  1. He guy at “Customer Retention” should have apologized right away for the way the first customer rep #25630 treated my wife. It might be good for those involved to go over the recorded conversation to see what could have been done better.
  2. I was amazed at how fast the guy in “Customer Retention” found the Contract/Order. Some training for the original customer service rep #25630 might be required. Solving the problem first time and getting access to all the information could have created a WOW customer experience, instead of a FAIL.
  3. I work with computers everyday and know how they can act up. The guy in “Customer Retention” should have gotten back to me faster, and at least put me on hold. He could have reassured me that getting me back on-line and waiting on me was his top concern. Apparently getting wisdom from his “Mentor” trumps getting back to the customer. When a call gets dropped, it is important to get back to the customer and reassure them that they are important. This prevents them from getting more irritated.
  4. The guy at “Customer Retention” put an order in with an other department for the iPad. He told us to call Bell back to make sure that everything has gone well. I have to ask myself… where the customer service follow through process was. When is it the customers job to make sure that the process ends well. A good customer service guy would have owned the problem to the end. Someone has to own the process of fixing the customer’s issue. That should not be the customer job. After all, how hard would it be to put  a sticky note on a computer as a “To Do” task. Don’t let your employees pass the buck. The need to walk with the problem to the finish line. After all, this is customer retention. They are supposed to be the top guys.

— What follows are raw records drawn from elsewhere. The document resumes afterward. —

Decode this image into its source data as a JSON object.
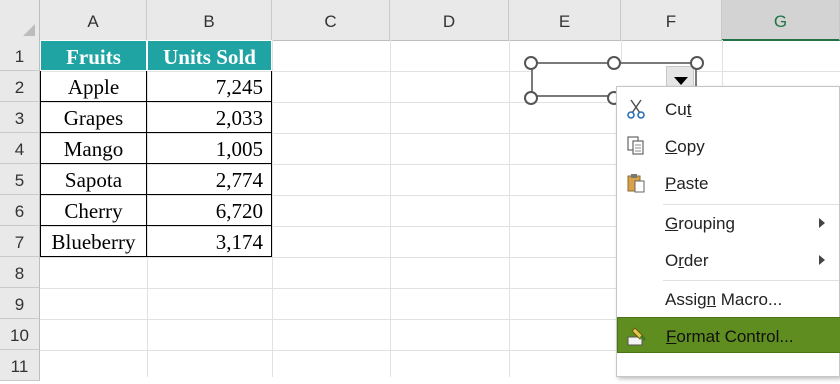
{
  "columns": [
    "A",
    "B",
    "C",
    "D",
    "E",
    "F",
    "G"
  ],
  "rows": [
    "1",
    "2",
    "3",
    "4",
    "5",
    "6",
    "7",
    "8",
    "9",
    "10",
    "11"
  ],
  "active_column": "G",
  "table": {
    "header": [
      "Fruits",
      "Units Sold"
    ],
    "header_color": "#1fa3a3",
    "rows": [
      [
        "Apple",
        "7,245"
      ],
      [
        "Grapes",
        "2,033"
      ],
      [
        "Mango",
        "1,005"
      ],
      [
        "Sapota",
        "2,774"
      ],
      [
        "Cherry",
        "6,720"
      ],
      [
        "Blueberry",
        "3,174"
      ]
    ]
  },
  "context_menu": {
    "items": [
      {
        "pre": "Cu",
        "key": "t",
        "post": "",
        "icon": "scissors-icon"
      },
      {
        "pre": "",
        "key": "C",
        "post": "opy",
        "icon": "copy-icon"
      },
      {
        "pre": "",
        "key": "P",
        "post": "aste",
        "icon": "paste-icon"
      },
      {
        "pre": "",
        "key": "G",
        "post": "rouping",
        "submenu": true
      },
      {
        "pre": "O",
        "key": "r",
        "post": "der",
        "submenu": true
      },
      {
        "pre": "Assig",
        "key": "n",
        "post": " Macro..."
      },
      {
        "pre": "",
        "key": "F",
        "post": "ormat Control...",
        "icon": "format-control-icon",
        "highlighted": true
      }
    ],
    "highlight_color": "#5f8d1f"
  }
}
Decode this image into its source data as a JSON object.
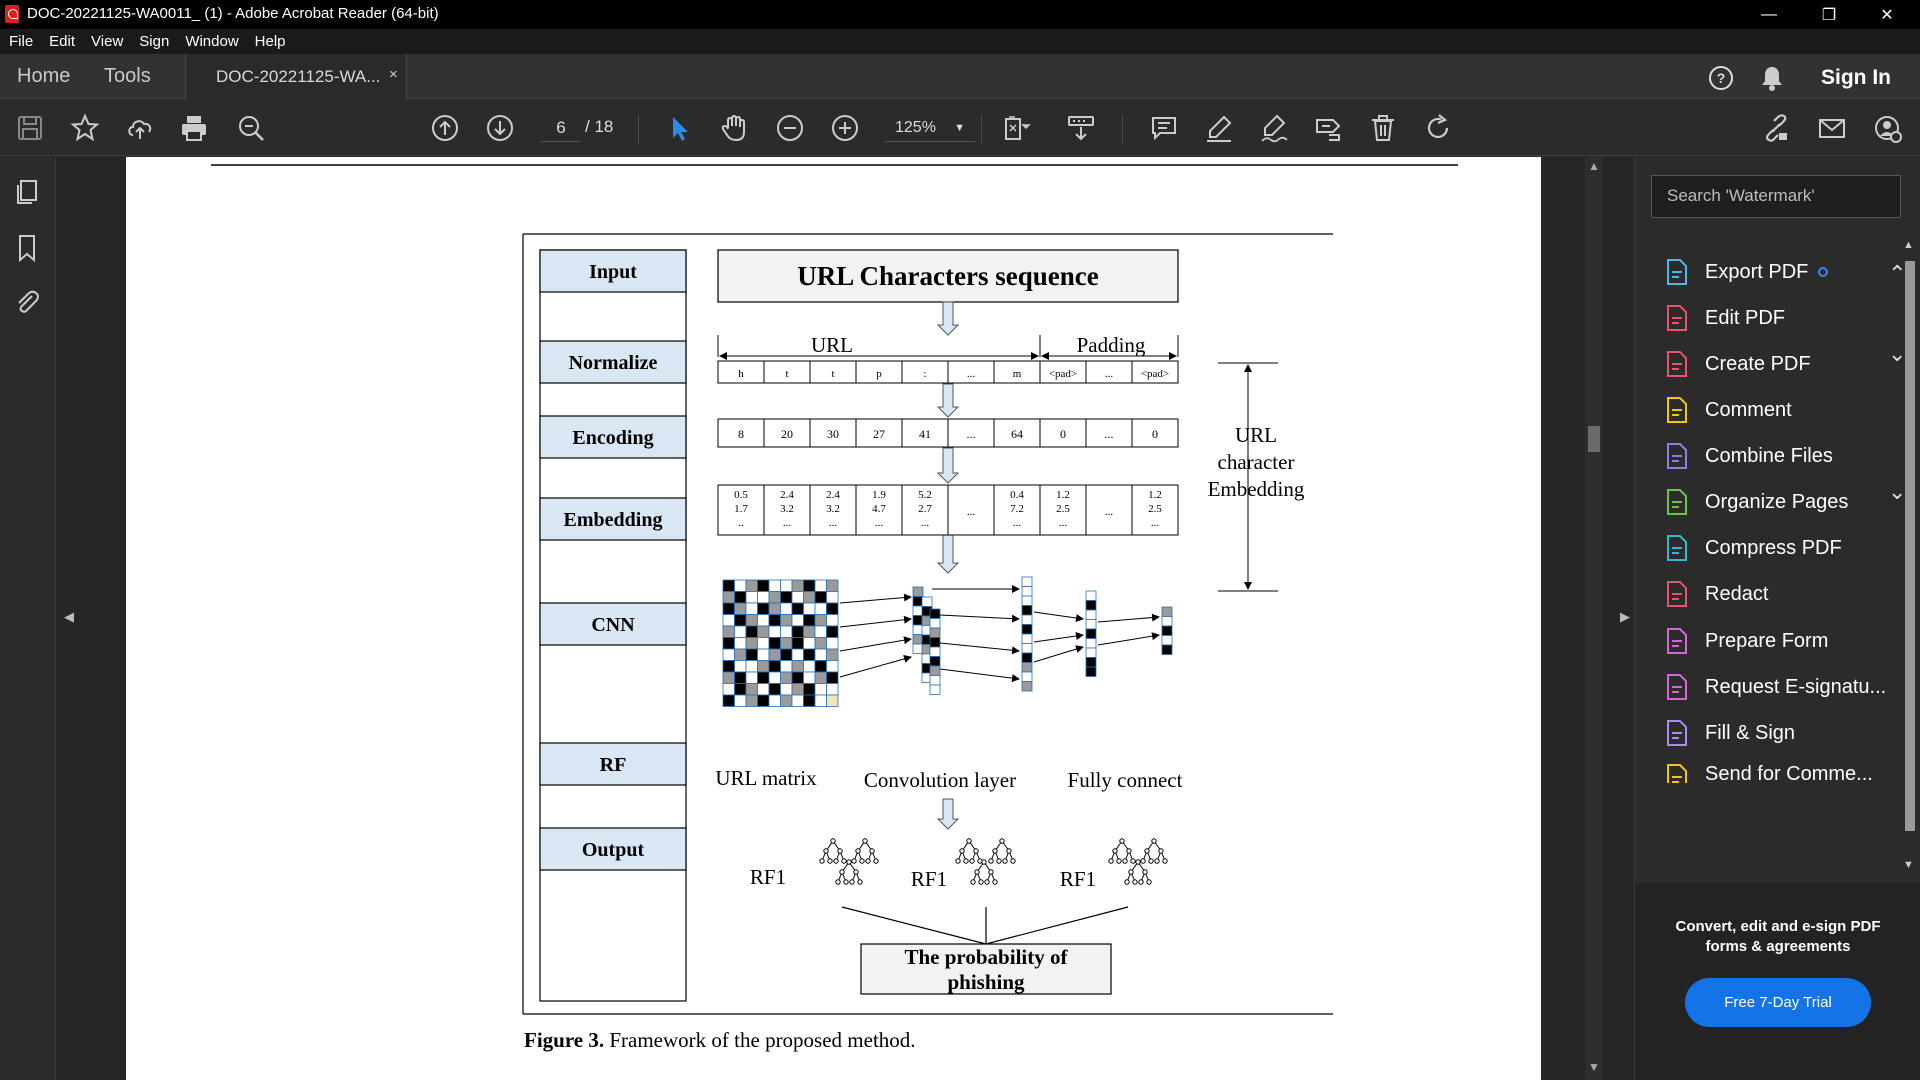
{
  "window": {
    "title": "DOC-20221125-WA0011_ (1) - Adobe Acrobat Reader (64-bit)",
    "minimize": "—",
    "restore": "❐",
    "close": "✕"
  },
  "menu": [
    "File",
    "Edit",
    "View",
    "Sign",
    "Window",
    "Help"
  ],
  "tabs": {
    "home": "Home",
    "tools": "Tools",
    "document": "DOC-20221125-WA...",
    "close": "×"
  },
  "account": {
    "sign_in": "Sign In"
  },
  "toolbar": {
    "page_current": "6",
    "page_total": "/ 18",
    "zoom": "125%"
  },
  "right_panel": {
    "search_placeholder": "Search 'Watermark'",
    "tools": [
      {
        "label": "Export PDF",
        "icon": "export-pdf-icon",
        "color": "#49b8e8",
        "chevron": "up"
      },
      {
        "label": "Edit PDF",
        "icon": "edit-pdf-icon",
        "color": "#e8526a",
        "chevron": ""
      },
      {
        "label": "Create PDF",
        "icon": "create-pdf-icon",
        "color": "#e8526a",
        "chevron": "down"
      },
      {
        "label": "Comment",
        "icon": "comment-icon",
        "color": "#f0c419",
        "chevron": ""
      },
      {
        "label": "Combine Files",
        "icon": "combine-files-icon",
        "color": "#8f7ee6",
        "chevron": ""
      },
      {
        "label": "Organize Pages",
        "icon": "organize-pages-icon",
        "color": "#6bc34a",
        "chevron": "down"
      },
      {
        "label": "Compress PDF",
        "icon": "compress-pdf-icon",
        "color": "#35b9c9",
        "chevron": ""
      },
      {
        "label": "Redact",
        "icon": "redact-icon",
        "color": "#e8526a",
        "chevron": ""
      },
      {
        "label": "Prepare Form",
        "icon": "prepare-form-icon",
        "color": "#d268d8",
        "chevron": ""
      },
      {
        "label": "Request E-signatu...",
        "icon": "request-esign-icon",
        "color": "#d268d8",
        "chevron": ""
      },
      {
        "label": "Fill & Sign",
        "icon": "fill-sign-icon",
        "color": "#a98cf0",
        "chevron": ""
      },
      {
        "label": "Send for Comme...",
        "icon": "send-comment-icon",
        "color": "#f0c419",
        "chevron": ""
      }
    ],
    "promo_text": "Convert, edit and e-sign PDF forms & agreements",
    "promo_button": "Free 7-Day Trial"
  },
  "figure": {
    "stages": [
      "Input",
      "Normalize",
      "Encoding",
      "Embedding",
      "CNN",
      "RF",
      "Output"
    ],
    "url_sequence_title": "URL Characters sequence",
    "url_label": "URL",
    "padding_label": "Padding",
    "normalize_cells": [
      "h",
      "t",
      "t",
      "p",
      ":",
      "...",
      "m",
      "<pad>",
      "...",
      "<pad>"
    ],
    "encoding_cells": [
      "8",
      "20",
      "30",
      "27",
      "41",
      "...",
      "64",
      "0",
      "...",
      "0"
    ],
    "embedding_cells": [
      [
        "0.5",
        "1.7",
        ".."
      ],
      [
        "2.4",
        "3.2",
        "..."
      ],
      [
        "2.4",
        "3.2",
        "..."
      ],
      [
        "1.9",
        "4.7",
        "..."
      ],
      [
        "5.2",
        "2.7",
        "..."
      ],
      [
        "",
        "...",
        ""
      ],
      [
        "0.4",
        "7.2",
        "..."
      ],
      [
        "1.2",
        "2.5",
        "..."
      ],
      [
        "",
        "...",
        ""
      ],
      [
        "1.2",
        "2.5",
        "..."
      ]
    ],
    "side_label": [
      "URL",
      "character",
      "Embedding"
    ],
    "url_matrix_label": "URL matrix",
    "conv_label": "Convolution layer",
    "fully_label": "Fully connect",
    "rf_labels": [
      "RF1",
      "RF1",
      "RF1"
    ],
    "output_text": [
      "The probability of",
      "phishing"
    ],
    "caption_bold": "Figure 3.",
    "caption_text": " Framework of the proposed method."
  }
}
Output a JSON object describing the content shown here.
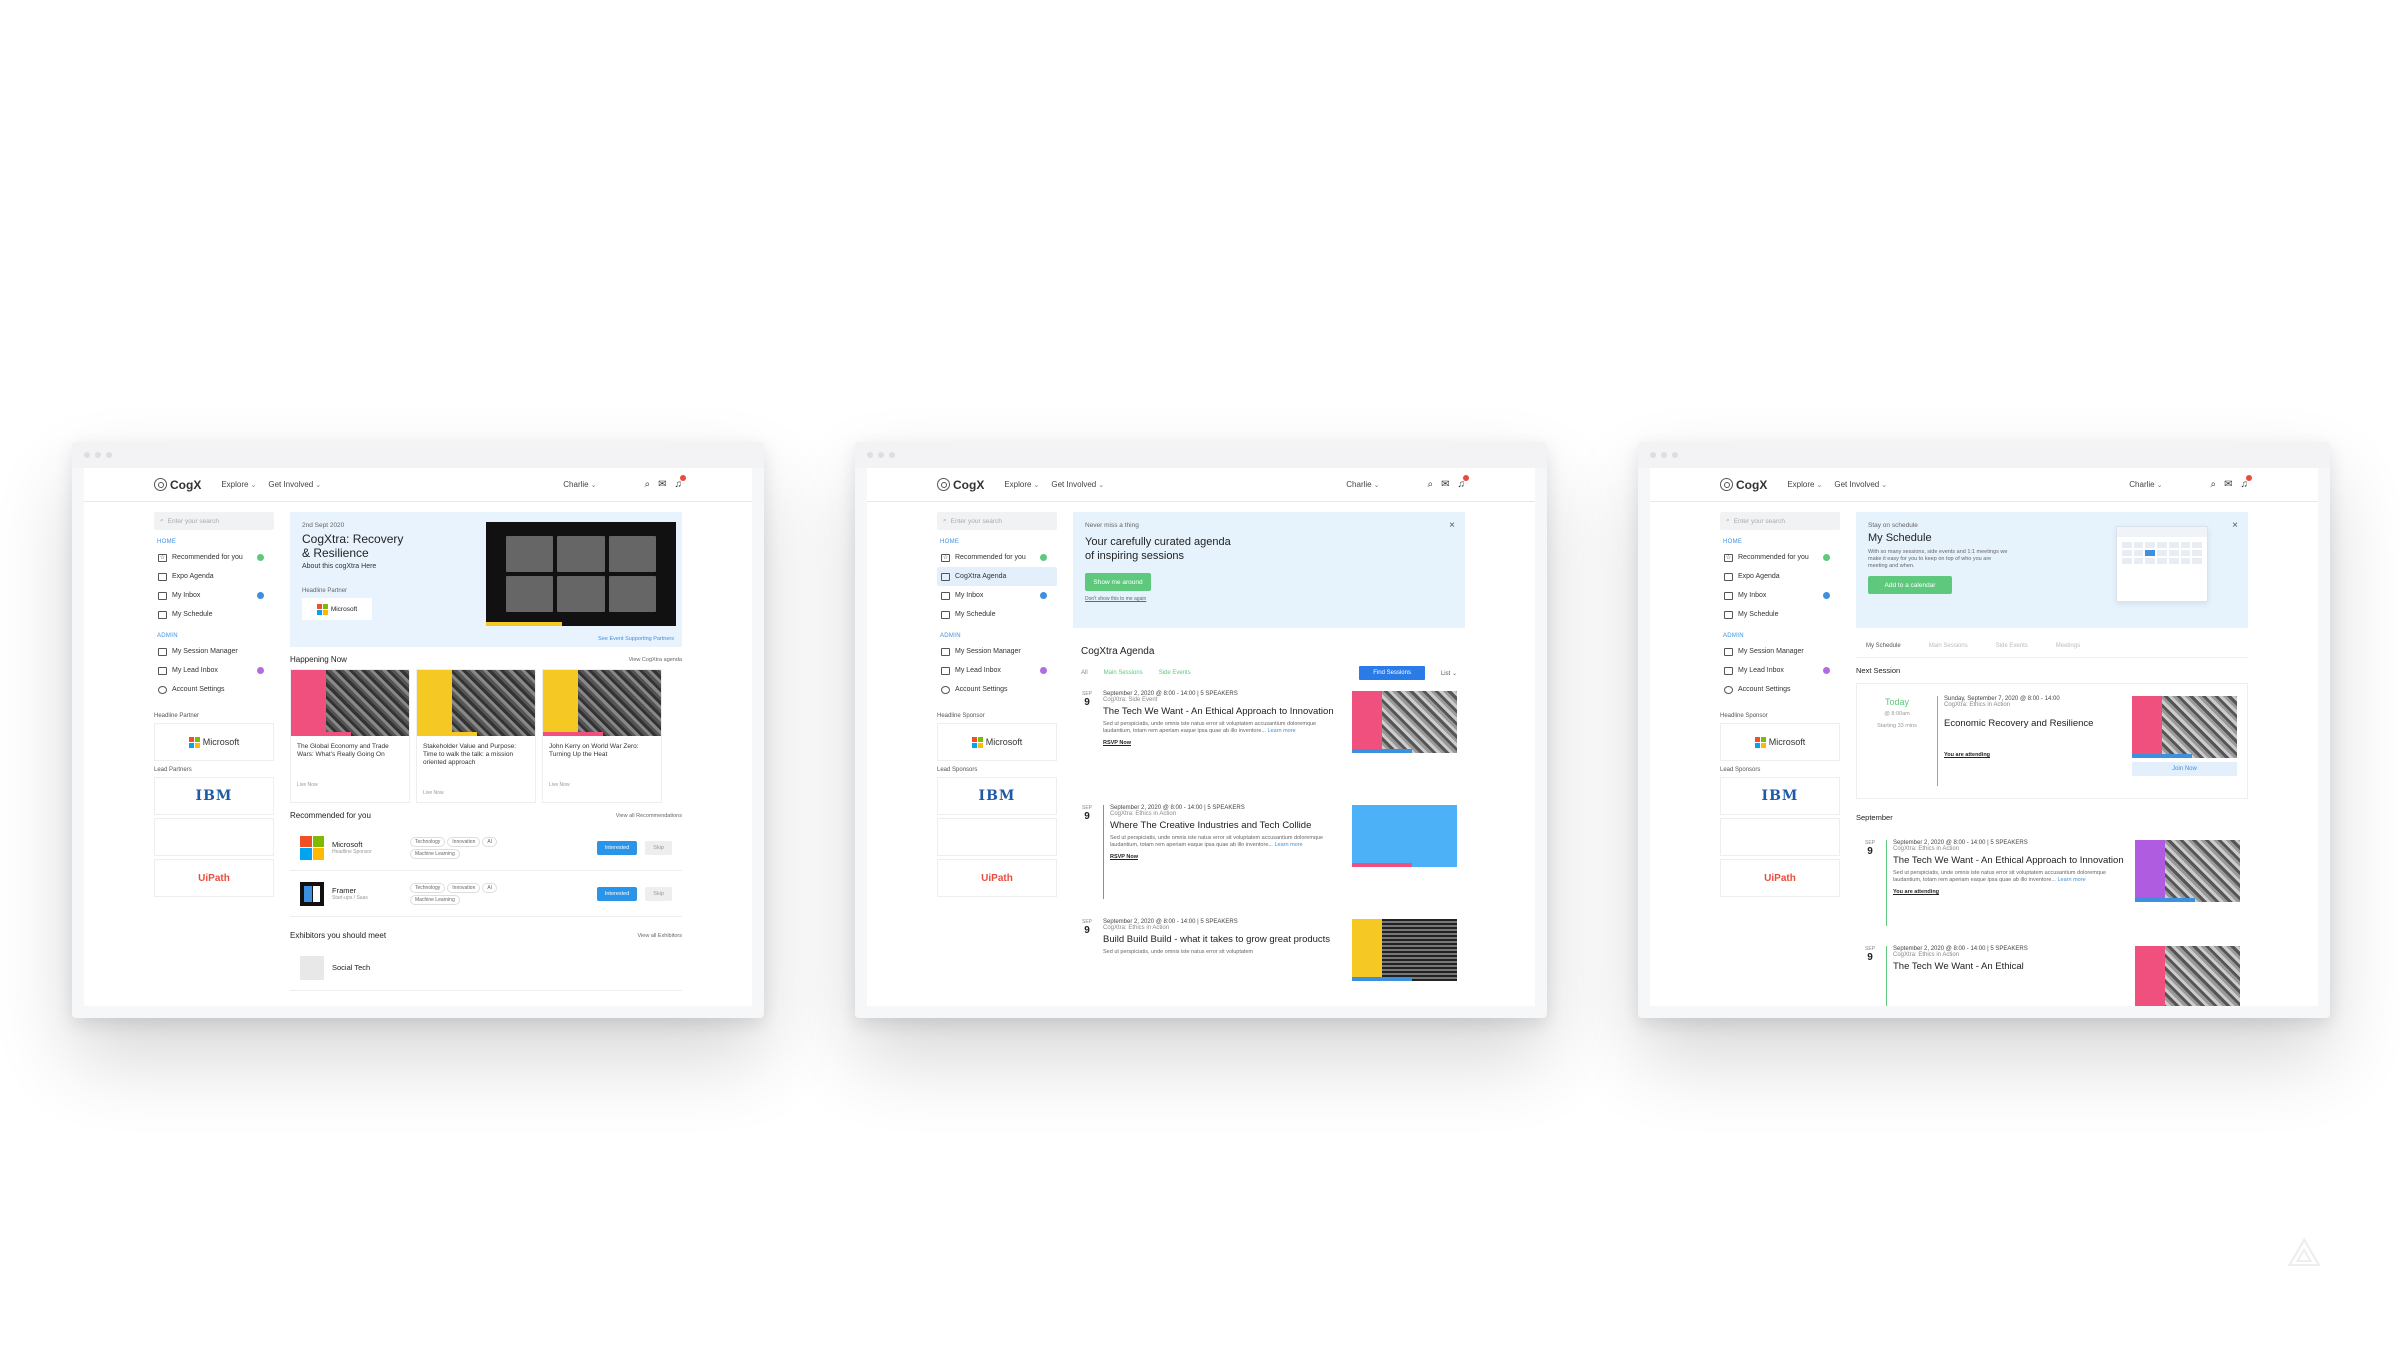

So what have we learned? Wowing customers is important. My wife was not wowed at all. My wife is not a complainer, or someone trying to get something for free. She is actually a good customer who pays her bills on time, or even ahead of time. She needs to be valued and allowed to experience a great customer service experience. Bell robbed her of this.

I know first hand about great customer service. I worked 6.5 years as a Chrysler customer service adviser. Good customers need to be rewarded with great service. As a customer service rep, I had experienced all the customers from Hell. Many of them, I turned into my best customers. But I always wanted to give my good customers more than the ones that complained all the time. It is critical to reward your good customers when you are able.

In the back of my mind I am wondering how @Eastlink would have treated my wife. That’s not good for @Bell. Don’t to this to your customers.

Final note:

As I walked this morning, I wondered why “Customer Retention” had to go to a mentor. The thought lingering in my mind is that the customer service department tried to make the save with escalating my call to Customer Retention. The Mentor for the guy I talked to was really “Customer Retention”? It also occurred to be that the rebooted computer excuse may have actually been the guy losing the call. If this is what really happened, this is a major fail in customer service. Talk about a break in trust?

I will have to call Bell today to make sure that customer service did their job. This is kind of backwards if you ask me. If this is how Bell is going to continue to work with their customers, it may be time to switch, high-speed or not! I might even check to see if I made Customer Retention at all.